BRIEF:
Word for word, repeat each record that follows.

───── EXCERPTED DATA ─────

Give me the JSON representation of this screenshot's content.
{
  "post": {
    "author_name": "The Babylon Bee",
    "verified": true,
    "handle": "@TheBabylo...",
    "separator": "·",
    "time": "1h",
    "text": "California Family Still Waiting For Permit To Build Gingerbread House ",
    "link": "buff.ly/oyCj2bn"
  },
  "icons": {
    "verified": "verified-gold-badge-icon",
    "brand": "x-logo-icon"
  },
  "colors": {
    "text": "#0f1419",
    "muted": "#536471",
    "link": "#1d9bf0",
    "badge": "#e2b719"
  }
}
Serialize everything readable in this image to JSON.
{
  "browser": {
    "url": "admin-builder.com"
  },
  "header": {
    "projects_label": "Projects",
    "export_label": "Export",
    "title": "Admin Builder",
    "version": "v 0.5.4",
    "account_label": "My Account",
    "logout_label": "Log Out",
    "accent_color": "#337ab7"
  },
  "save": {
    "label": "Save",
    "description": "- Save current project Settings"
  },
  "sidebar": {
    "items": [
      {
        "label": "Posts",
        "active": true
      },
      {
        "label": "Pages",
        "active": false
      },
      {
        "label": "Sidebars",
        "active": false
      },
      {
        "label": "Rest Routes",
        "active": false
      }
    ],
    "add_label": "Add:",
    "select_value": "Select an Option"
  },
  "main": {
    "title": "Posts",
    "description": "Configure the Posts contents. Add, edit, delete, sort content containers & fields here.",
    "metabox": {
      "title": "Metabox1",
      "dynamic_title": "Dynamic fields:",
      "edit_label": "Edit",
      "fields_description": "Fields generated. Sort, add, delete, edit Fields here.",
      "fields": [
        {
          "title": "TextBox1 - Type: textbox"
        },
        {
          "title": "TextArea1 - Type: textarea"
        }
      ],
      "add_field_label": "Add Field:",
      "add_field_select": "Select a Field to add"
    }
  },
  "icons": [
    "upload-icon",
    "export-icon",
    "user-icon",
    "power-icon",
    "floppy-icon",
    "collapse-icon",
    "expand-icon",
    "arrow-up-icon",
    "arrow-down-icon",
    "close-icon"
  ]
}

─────

REPLY:
Give me the JSON representation of this screenshot's content.
{
  "post": {
    "author_name": "The Babylon Bee",
    "verified": true,
    "handle": "@TheBabylo...",
    "separator": "·",
    "time": "1h",
    "text": "California Family Still Waiting For Permit To Build Gingerbread House ",
    "link": "buff.ly/oyCj2bn"
  },
  "icons": {
    "verified": "verified-gold-badge-icon",
    "brand": "x-logo-icon"
  },
  "colors": {
    "text": "#0f1419",
    "muted": "#536471",
    "link": "#1d9bf0",
    "badge": "#e2b719"
  }
}
Serialize everything readable in this image to JSON.
{
  "browser": {
    "url": "admin-builder.com"
  },
  "header": {
    "projects_label": "Projects",
    "export_label": "Export",
    "title": "Admin Builder",
    "version": "v 0.5.4",
    "account_label": "My Account",
    "logout_label": "Log Out",
    "accent_color": "#337ab7"
  },
  "save": {
    "label": "Save",
    "description": "- Save current project Settings"
  },
  "sidebar": {
    "items": [
      {
        "label": "Posts",
        "active": true
      },
      {
        "label": "Pages",
        "active": false
      },
      {
        "label": "Sidebars",
        "active": false
      },
      {
        "label": "Rest Routes",
        "active": false
      }
    ],
    "add_label": "Add:",
    "select_value": "Select an Option"
  },
  "main": {
    "title": "Posts",
    "description": "Configure the Posts contents. Add, edit, delete, sort content containers & fields here.",
    "metabox": {
      "title": "Metabox1",
      "dynamic_title": "Dynamic fields:",
      "edit_label": "Edit",
      "fields_description": "Fields generated. Sort, add, delete, edit Fields here.",
      "fields": [
        {
          "title": "TextBox1 - Type: textbox"
        },
        {
          "title": "TextArea1 - Type: textarea"
        }
      ],
      "add_field_label": "Add Field:",
      "add_field_select": "Select a Field to add"
    }
  },
  "icons": [
    "upload-icon",
    "export-icon",
    "user-icon",
    "power-icon",
    "floppy-icon",
    "collapse-icon",
    "expand-icon",
    "arrow-up-icon",
    "arrow-down-icon",
    "close-icon"
  ]
}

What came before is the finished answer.